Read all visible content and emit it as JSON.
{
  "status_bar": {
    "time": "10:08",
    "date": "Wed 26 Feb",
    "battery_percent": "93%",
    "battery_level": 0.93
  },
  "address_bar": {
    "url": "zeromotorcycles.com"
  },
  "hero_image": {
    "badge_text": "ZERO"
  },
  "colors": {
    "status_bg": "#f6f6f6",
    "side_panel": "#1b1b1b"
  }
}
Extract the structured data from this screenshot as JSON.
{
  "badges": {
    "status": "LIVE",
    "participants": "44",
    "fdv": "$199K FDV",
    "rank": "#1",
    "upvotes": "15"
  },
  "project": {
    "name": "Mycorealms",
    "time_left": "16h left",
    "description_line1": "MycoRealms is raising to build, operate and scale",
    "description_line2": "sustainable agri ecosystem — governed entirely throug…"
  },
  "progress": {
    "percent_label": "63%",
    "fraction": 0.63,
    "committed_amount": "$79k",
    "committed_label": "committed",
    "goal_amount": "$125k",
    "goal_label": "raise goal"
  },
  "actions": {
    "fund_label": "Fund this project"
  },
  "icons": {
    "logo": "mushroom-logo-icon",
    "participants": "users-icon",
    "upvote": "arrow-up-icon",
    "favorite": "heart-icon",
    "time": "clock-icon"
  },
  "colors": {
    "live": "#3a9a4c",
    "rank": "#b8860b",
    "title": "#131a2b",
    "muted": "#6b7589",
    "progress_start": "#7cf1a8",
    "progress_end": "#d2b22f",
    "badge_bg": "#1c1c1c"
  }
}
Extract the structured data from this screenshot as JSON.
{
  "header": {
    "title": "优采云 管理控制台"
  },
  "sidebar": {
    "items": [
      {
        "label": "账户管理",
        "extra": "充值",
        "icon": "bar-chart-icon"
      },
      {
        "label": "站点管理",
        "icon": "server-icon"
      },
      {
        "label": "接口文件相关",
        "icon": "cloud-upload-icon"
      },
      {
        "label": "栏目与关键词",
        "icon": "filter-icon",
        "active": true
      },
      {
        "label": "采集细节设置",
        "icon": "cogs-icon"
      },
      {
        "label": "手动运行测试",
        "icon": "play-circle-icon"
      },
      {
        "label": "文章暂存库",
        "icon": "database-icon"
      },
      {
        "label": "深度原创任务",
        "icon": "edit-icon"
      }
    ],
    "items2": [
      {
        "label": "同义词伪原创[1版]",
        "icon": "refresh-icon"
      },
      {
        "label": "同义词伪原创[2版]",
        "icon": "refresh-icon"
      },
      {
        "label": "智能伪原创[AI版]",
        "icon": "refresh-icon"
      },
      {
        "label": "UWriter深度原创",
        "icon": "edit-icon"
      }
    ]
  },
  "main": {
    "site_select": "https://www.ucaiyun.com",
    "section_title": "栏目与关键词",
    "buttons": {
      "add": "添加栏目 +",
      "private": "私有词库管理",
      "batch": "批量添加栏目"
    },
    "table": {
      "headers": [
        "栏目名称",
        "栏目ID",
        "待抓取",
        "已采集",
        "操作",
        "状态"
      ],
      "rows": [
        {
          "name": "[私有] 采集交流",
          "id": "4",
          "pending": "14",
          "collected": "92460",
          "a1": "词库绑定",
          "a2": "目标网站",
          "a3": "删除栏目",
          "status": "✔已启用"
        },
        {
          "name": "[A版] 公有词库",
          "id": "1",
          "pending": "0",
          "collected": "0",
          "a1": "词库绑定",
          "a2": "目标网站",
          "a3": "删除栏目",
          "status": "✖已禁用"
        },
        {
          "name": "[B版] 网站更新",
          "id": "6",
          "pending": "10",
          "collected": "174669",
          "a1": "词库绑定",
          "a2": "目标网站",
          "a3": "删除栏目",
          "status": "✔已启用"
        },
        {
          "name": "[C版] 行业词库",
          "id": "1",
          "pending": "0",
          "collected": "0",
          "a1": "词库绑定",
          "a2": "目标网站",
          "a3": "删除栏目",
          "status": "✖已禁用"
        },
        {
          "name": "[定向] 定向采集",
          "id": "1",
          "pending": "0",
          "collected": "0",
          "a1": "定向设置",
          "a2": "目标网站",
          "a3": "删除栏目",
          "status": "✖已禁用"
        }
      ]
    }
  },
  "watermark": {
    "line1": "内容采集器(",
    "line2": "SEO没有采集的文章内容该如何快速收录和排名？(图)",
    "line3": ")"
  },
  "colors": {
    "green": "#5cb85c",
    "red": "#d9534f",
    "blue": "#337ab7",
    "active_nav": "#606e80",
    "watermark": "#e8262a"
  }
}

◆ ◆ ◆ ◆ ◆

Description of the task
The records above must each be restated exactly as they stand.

Solved problem
Read all visible content and emit it as JSON.
{
  "status_bar": {
    "time": "10:08",
    "date": "Wed 26 Feb",
    "battery_percent": "93%",
    "battery_level": 0.93
  },
  "address_bar": {
    "url": "zeromotorcycles.com"
  },
  "hero_image": {
    "badge_text": "ZERO"
  },
  "colors": {
    "status_bg": "#f6f6f6",
    "side_panel": "#1b1b1b"
  }
}
Extract the structured data from this screenshot as JSON.
{
  "badges": {
    "status": "LIVE",
    "participants": "44",
    "fdv": "$199K FDV",
    "rank": "#1",
    "upvotes": "15"
  },
  "project": {
    "name": "Mycorealms",
    "time_left": "16h left",
    "description_line1": "MycoRealms is raising to build, operate and scale",
    "description_line2": "sustainable agri ecosystem — governed entirely throug…"
  },
  "progress": {
    "percent_label": "63%",
    "fraction": 0.63,
    "committed_amount": "$79k",
    "committed_label": "committed",
    "goal_amount": "$125k",
    "goal_label": "raise goal"
  },
  "actions": {
    "fund_label": "Fund this project"
  },
  "icons": {
    "logo": "mushroom-logo-icon",
    "participants": "users-icon",
    "upvote": "arrow-up-icon",
    "favorite": "heart-icon",
    "time": "clock-icon"
  },
  "colors": {
    "live": "#3a9a4c",
    "rank": "#b8860b",
    "title": "#131a2b",
    "muted": "#6b7589",
    "progress_start": "#7cf1a8",
    "progress_end": "#d2b22f",
    "badge_bg": "#1c1c1c"
  }
}
Extract the structured data from this screenshot as JSON.
{
  "header": {
    "title": "优采云 管理控制台"
  },
  "sidebar": {
    "items": [
      {
        "label": "账户管理",
        "extra": "充值",
        "icon": "bar-chart-icon"
      },
      {
        "label": "站点管理",
        "icon": "server-icon"
      },
      {
        "label": "接口文件相关",
        "icon": "cloud-upload-icon"
      },
      {
        "label": "栏目与关键词",
        "icon": "filter-icon",
        "active": true
      },
      {
        "label": "采集细节设置",
        "icon": "cogs-icon"
      },
      {
        "label": "手动运行测试",
        "icon": "play-circle-icon"
      },
      {
        "label": "文章暂存库",
        "icon": "database-icon"
      },
      {
        "label": "深度原创任务",
        "icon": "edit-icon"
      }
    ],
    "items2": [
      {
        "label": "同义词伪原创[1版]",
        "icon": "refresh-icon"
      },
      {
        "label": "同义词伪原创[2版]",
        "icon": "refresh-icon"
      },
      {
        "label": "智能伪原创[AI版]",
        "icon": "refresh-icon"
      },
      {
        "label": "UWriter深度原创",
        "icon": "edit-icon"
      }
    ]
  },
  "main": {
    "site_select": "https://www.ucaiyun.com",
    "section_title": "栏目与关键词",
    "buttons": {
      "add": "添加栏目 +",
      "private": "私有词库管理",
      "batch": "批量添加栏目"
    },
    "table": {
      "headers": [
        "栏目名称",
        "栏目ID",
        "待抓取",
        "已采集",
        "操作",
        "状态"
      ],
      "rows": [
        {
          "name": "[私有] 采集交流",
          "id": "4",
          "pending": "14",
          "collected": "92460",
          "a1": "词库绑定",
          "a2": "目标网站",
          "a3": "删除栏目",
          "status": "✔已启用"
        },
        {
          "name": "[A版] 公有词库",
          "id": "1",
          "pending": "0",
          "collected": "0",
          "a1": "词库绑定",
          "a2": "目标网站",
          "a3": "删除栏目",
          "status": "✖已禁用"
        },
        {
          "name": "[B版] 网站更新",
          "id": "6",
          "pending": "10",
          "collected": "174669",
          "a1": "词库绑定",
          "a2": "目标网站",
          "a3": "删除栏目",
          "status": "✔已启用"
        },
        {
          "name": "[C版] 行业词库",
          "id": "1",
          "pending": "0",
          "collected": "0",
          "a1": "词库绑定",
          "a2": "目标网站",
          "a3": "删除栏目",
          "status": "✖已禁用"
        },
        {
          "name": "[定向] 定向采集",
          "id": "1",
          "pending": "0",
          "collected": "0",
          "a1": "定向设置",
          "a2": "目标网站",
          "a3": "删除栏目",
          "status": "✖已禁用"
        }
      ]
    }
  },
  "watermark": {
    "line1": "内容采集器(",
    "line2": "SEO没有采集的文章内容该如何快速收录和排名？(图)",
    "line3": ")"
  },
  "colors": {
    "green": "#5cb85c",
    "red": "#d9534f",
    "blue": "#337ab7",
    "active_nav": "#606e80",
    "watermark": "#e8262a"
  }
}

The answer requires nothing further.